Trees and Houses Near the Jas de Bouffan

Trees and Houses Near the Jas de Bouffan
Trees and Houses Near the Jas de Bouffan

Cezanne devoted his life entirely to painting. It was not until his last years that he was understood and ad-mired by a small group of painters and one or two far-sighted collectors and dealers. But in the half-century which has passed since his death, his influence has dominated almost every movement of modern painting.

He was born in 1839 in Aix-en-Provence, a provincial town in southern France. His father, a self-made man,started as a hat maker and became one of the most prominent bankers of the town. It was thanks to the money he left his family that Paul was able to continue painting in spite of his failure to sell any of his work until just before the end of his life. His father had wanted him to enter the family business and sent him to law school. But the boy had made up his mind to be a painter; and after many family arguments, and one false start, he was given an allowance and sent to study art in Paris.

There he joined Emile Zola, his closest boyhood friend,and together they became part of the group of young artists who lived the Bohemian life and planned to revolutionize the traditions of painting. Among their friends were the men who have become famous as the greatest painters of their day: Manet, Degas, Renoir, and Monet.

Cezanne worked in Paris or in the country nearby and spent much time with his friends in the cafes the organizing about the "new" style of painting. Each year he submitted a painting to the Salon, but he was always turned down. He also showed his work in the independent exhibitions which his group of friends organized and which earned for them the name "Impressionists." Not only the critics, but also the public laughed at the paintings; and with the exception of an isolated few, no one understood them. People of every period in history have certain visual habits acquired from what they are used to seeing around them; and in the second half of the nineteenth century,these habits were formed by the works of the old masters, discolored and darkened by yellow varnish, and by the Salon painters who imitated them. As a result,the bright colors used by the young painters seemed harsh, and their fresh, unconventional drawing awkward.Cezanne's paintings, perhaps because of their intense conviction, attracted more attention, and drew more abuse and ridicule than those of the other members of the group.The hostility of both critics and public was among the most important factors in Cezanne's life and had a pro-found effect on his character and painting. He returned to Aix and, except for occasional trips to Paris, he remained there until his death in 1906.

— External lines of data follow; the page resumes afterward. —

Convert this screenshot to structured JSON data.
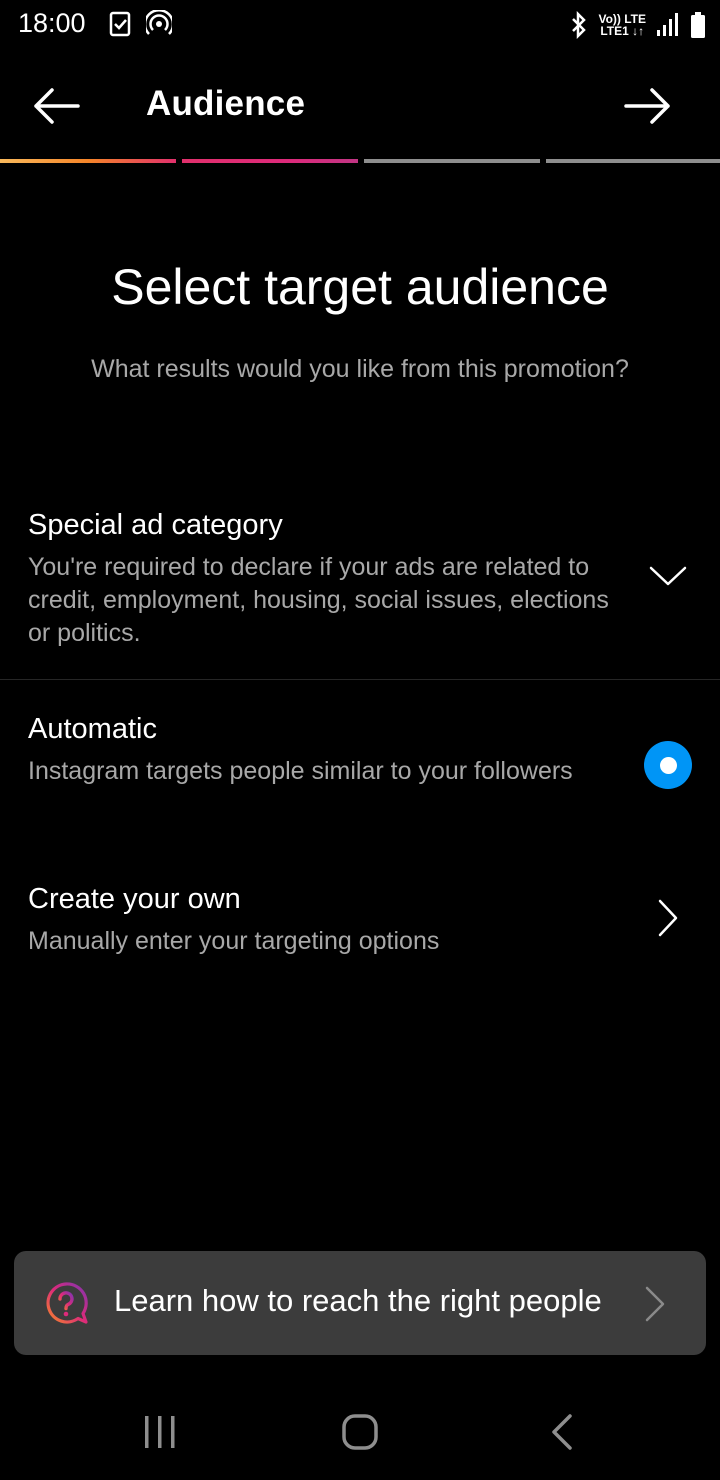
{
  "status_bar": {
    "time": "18:00",
    "net_top": "Vo)) LTE",
    "net_bottom": "LTE1 ↓↑"
  },
  "header": {
    "title": "Audience",
    "back_icon": "arrow-left-icon",
    "next_icon": "arrow-right-icon"
  },
  "progress": {
    "segments": 4,
    "active_segments": 2,
    "colors": {
      "step1": "#f58529",
      "step2": "#dd2a7b",
      "inactive": "#8e8e8e"
    }
  },
  "main": {
    "heading": "Select target audience",
    "subtitle": "What results would you like from this promotion?"
  },
  "options": {
    "special": {
      "title": "Special ad category",
      "desc": "You're required to declare if your ads are related to credit, employment, housing, social issues, elections or politics."
    },
    "automatic": {
      "title": "Automatic",
      "desc": "Instagram targets people similar to your followers",
      "selected": true
    },
    "custom": {
      "title": "Create your own",
      "desc": "Manually enter your targeting options"
    }
  },
  "banner": {
    "text": "Learn how to reach the right people",
    "icon": "question-bubble-icon"
  },
  "accent_color": "#0095f6"
}
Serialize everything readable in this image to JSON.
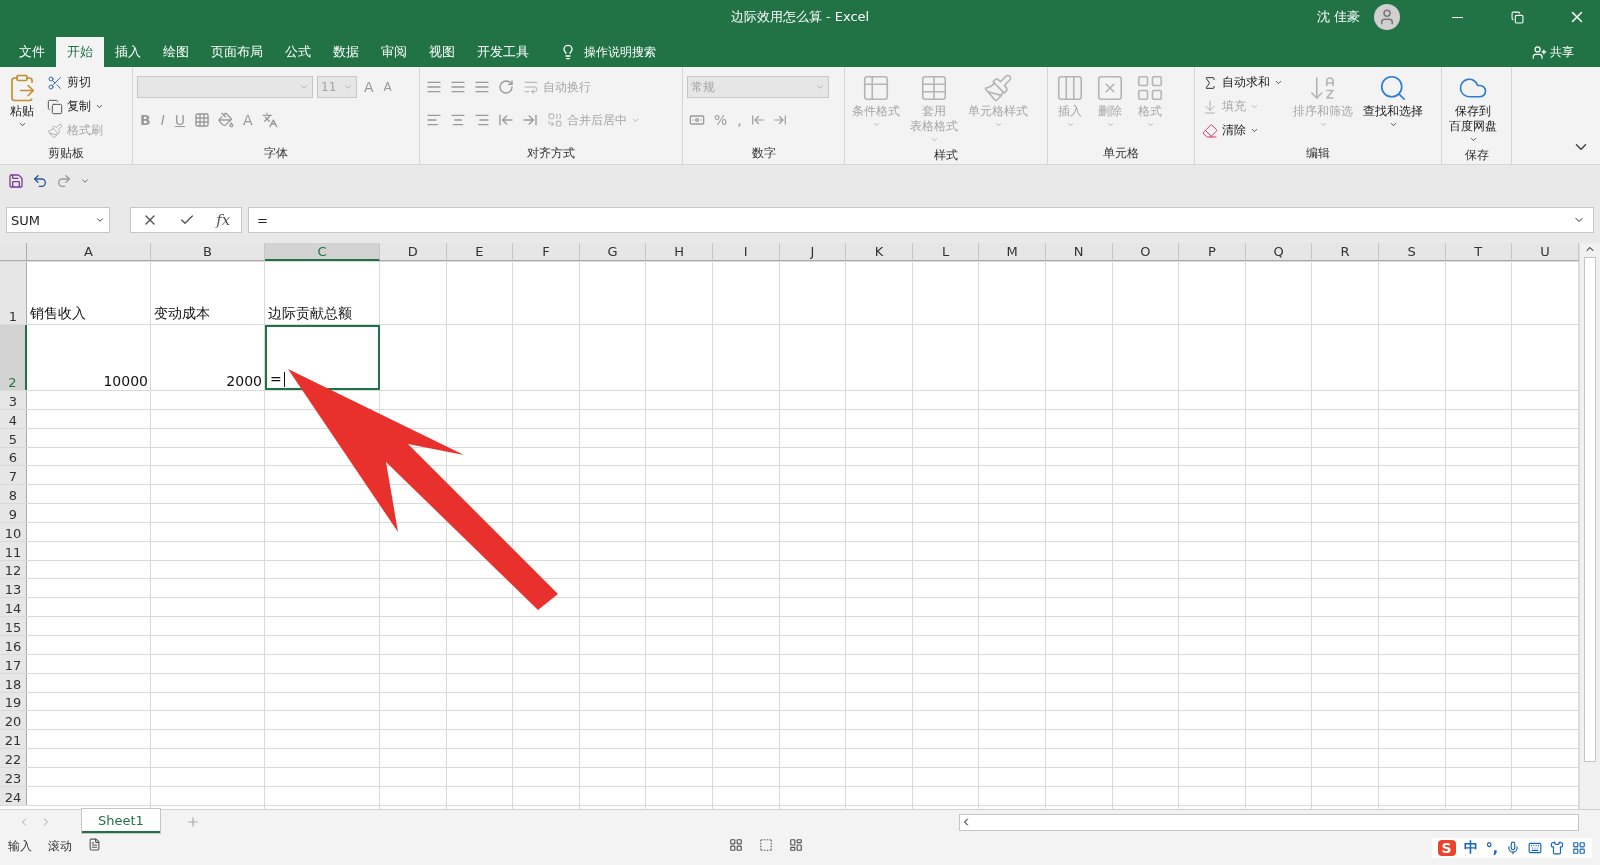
{
  "window": {
    "title": "边际效用怎么算  -  Excel",
    "user": "沈 佳豪"
  },
  "tabs": [
    {
      "label": "文件",
      "selected": false
    },
    {
      "label": "开始",
      "selected": true
    },
    {
      "label": "插入",
      "selected": false
    },
    {
      "label": "绘图",
      "selected": false
    },
    {
      "label": "页面布局",
      "selected": false
    },
    {
      "label": "公式",
      "selected": false
    },
    {
      "label": "数据",
      "selected": false
    },
    {
      "label": "审阅",
      "selected": false
    },
    {
      "label": "视图",
      "selected": false
    },
    {
      "label": "开发工具",
      "selected": false
    }
  ],
  "tell_me": "操作说明搜索",
  "share": "共享",
  "ribbon": [
    {
      "kind": "clipboard",
      "label": "剪贴板",
      "items": [
        {
          "lines": [
            "粘贴"
          ],
          "disabled": false
        },
        {
          "lines": [
            "剪切"
          ],
          "disabled": false
        },
        {
          "lines": [
            "复制"
          ],
          "disabled": false
        },
        {
          "lines": [
            "格式刷"
          ],
          "disabled": true
        }
      ]
    },
    {
      "kind": "font",
      "label": "字体",
      "font_size": "11",
      "grow": "A",
      "shrink": "A",
      "styles": [
        "B",
        "I",
        "U"
      ],
      "color_button": "A"
    },
    {
      "kind": "alignment",
      "label": "对齐方式",
      "items": [
        {
          "lines": [
            "自动换行"
          ],
          "disabled": true
        },
        {
          "lines": [
            "合并后居中"
          ],
          "disabled": true
        }
      ]
    },
    {
      "kind": "number",
      "label": "数字",
      "format": "常规",
      "symbols": [
        "%",
        ","
      ]
    },
    {
      "kind": "large",
      "label": "样式",
      "items": [
        {
          "lines": [
            "条件格式"
          ],
          "disabled": true
        },
        {
          "lines": [
            "套用",
            "表格格式"
          ],
          "disabled": true
        },
        {
          "lines": [
            "单元格样式"
          ],
          "disabled": true
        }
      ]
    },
    {
      "kind": "large",
      "label": "单元格",
      "items": [
        {
          "lines": [
            "插入"
          ],
          "disabled": true
        },
        {
          "lines": [
            "删除"
          ],
          "disabled": true
        },
        {
          "lines": [
            "格式"
          ],
          "disabled": true
        }
      ]
    },
    {
      "kind": "editing",
      "label": "编辑",
      "items": [
        {
          "lines": [
            "自动求和"
          ],
          "disabled": false
        },
        {
          "lines": [
            "填充"
          ],
          "disabled": true
        },
        {
          "lines": [
            "清除"
          ],
          "disabled": false
        },
        {
          "lines": [
            "排序和筛选"
          ],
          "disabled": true
        },
        {
          "lines": [
            "查找和选择"
          ],
          "disabled": false
        }
      ]
    },
    {
      "kind": "large",
      "label": "保存",
      "items": [
        {
          "lines": [
            "保存到",
            "百度网盘"
          ],
          "disabled": false
        }
      ]
    }
  ],
  "formula_bar": {
    "name_box": "SUM",
    "fx": "fx",
    "formula": "="
  },
  "sheet": {
    "columns": [
      {
        "label": "A",
        "selected": false
      },
      {
        "label": "B",
        "selected": false
      },
      {
        "label": "C",
        "selected": true
      },
      {
        "label": "D",
        "selected": false
      },
      {
        "label": "E",
        "selected": false
      },
      {
        "label": "F",
        "selected": false
      },
      {
        "label": "G",
        "selected": false
      },
      {
        "label": "H",
        "selected": false
      },
      {
        "label": "I",
        "selected": false
      },
      {
        "label": "J",
        "selected": false
      },
      {
        "label": "K",
        "selected": false
      },
      {
        "label": "L",
        "selected": false
      },
      {
        "label": "M",
        "selected": false
      },
      {
        "label": "N",
        "selected": false
      },
      {
        "label": "O",
        "selected": false
      },
      {
        "label": "P",
        "selected": false
      },
      {
        "label": "Q",
        "selected": false
      },
      {
        "label": "R",
        "selected": false
      },
      {
        "label": "S",
        "selected": false
      },
      {
        "label": "T",
        "selected": false
      },
      {
        "label": "U",
        "selected": false
      }
    ],
    "rows": [
      {
        "label": "1",
        "selected": false,
        "cells": [
          {
            "text": "销售收入",
            "kind": "text",
            "selected": false
          },
          {
            "text": "变动成本",
            "kind": "text",
            "selected": false
          },
          {
            "text": "边际贡献总额",
            "kind": "text",
            "selected": false
          }
        ]
      },
      {
        "label": "2",
        "selected": true,
        "cells": [
          {
            "text": "10000",
            "kind": "number",
            "selected": false
          },
          {
            "text": "2000",
            "kind": "number",
            "selected": false
          },
          {
            "text": "=",
            "kind": "text",
            "selected": true
          }
        ]
      },
      {
        "label": "3",
        "selected": false
      },
      {
        "label": "4",
        "selected": false
      },
      {
        "label": "5",
        "selected": false
      },
      {
        "label": "6",
        "selected": false
      },
      {
        "label": "7",
        "selected": false
      },
      {
        "label": "8",
        "selected": false
      },
      {
        "label": "9",
        "selected": false
      },
      {
        "label": "10",
        "selected": false
      },
      {
        "label": "11",
        "selected": false
      },
      {
        "label": "12",
        "selected": false
      },
      {
        "label": "13",
        "selected": false
      },
      {
        "label": "14",
        "selected": false
      },
      {
        "label": "15",
        "selected": false
      },
      {
        "label": "16",
        "selected": false
      },
      {
        "label": "17",
        "selected": false
      },
      {
        "label": "18",
        "selected": false
      },
      {
        "label": "19",
        "selected": false
      },
      {
        "label": "20",
        "selected": false
      },
      {
        "label": "21",
        "selected": false
      },
      {
        "label": "22",
        "selected": false
      },
      {
        "label": "23",
        "selected": false
      },
      {
        "label": "24",
        "selected": false
      }
    ]
  },
  "sheet_tabs": [
    {
      "label": "Sheet1",
      "selected": true
    }
  ],
  "status_bar": {
    "mode": "输入",
    "scroll": "滚动"
  },
  "ime": {
    "logo": "S",
    "lang": "中",
    "punct": "°,"
  }
}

The Banker's Table

The Banker's Table
The Banker's Table, By William Michael Harnett
Paintings Oil on canvas - American culture - By the American artist William Michael Harnett (1848–1892), in 1877.

In Hot Pursuit

In Hot Pursuit
In Hot Pursuit, By Charles Schreyvogel
Paintings Oil on canvas - American culture - By the American  Charles Schreyvogel (1861–1912), after 1870.

The True American, By Enoch Wood Perry

The True American, By Enoch Wood Perry
The True American, By Enoch Wood Perry
Paintings Oil on canvas - American culture - By the American  Sanford Robinson Gifford (1823–1880), in 1870.

Tivoli, By Sanford Robinson Gifford

Tivoli, By Sanford Robinson Gifford
Tivoli, By Sanford Robinson Gifford
Paintings Oil on canvas - American culture - By the American  Sanford Robinson Gifford (1823–1880), in 1870.

A Cosey Corner

A Cosey Corner
A Cosey Corner
Paintings Oil on canvas - American culture - By the American  Frank Millet (1846–1912), in 1884.

Geraldine Russell, By John White Alexander

Geraldine Russell, By John White Alexander
Paintings Oil on canvas - American culture - By the American artist William Trost Richards (American, Philadelphia, Pennsylvania 1833–1905 Newport, Rhode Island), in 1875.

Indian Summer

Indian Summer
Indian Summer, By William Trost Richards

Paintings Oil on canvas - American culture - By the American artist William Trost Richards (American, Philadelphia, Pennsylvania 1833–1905 Newport, Rhode Island), in 1875.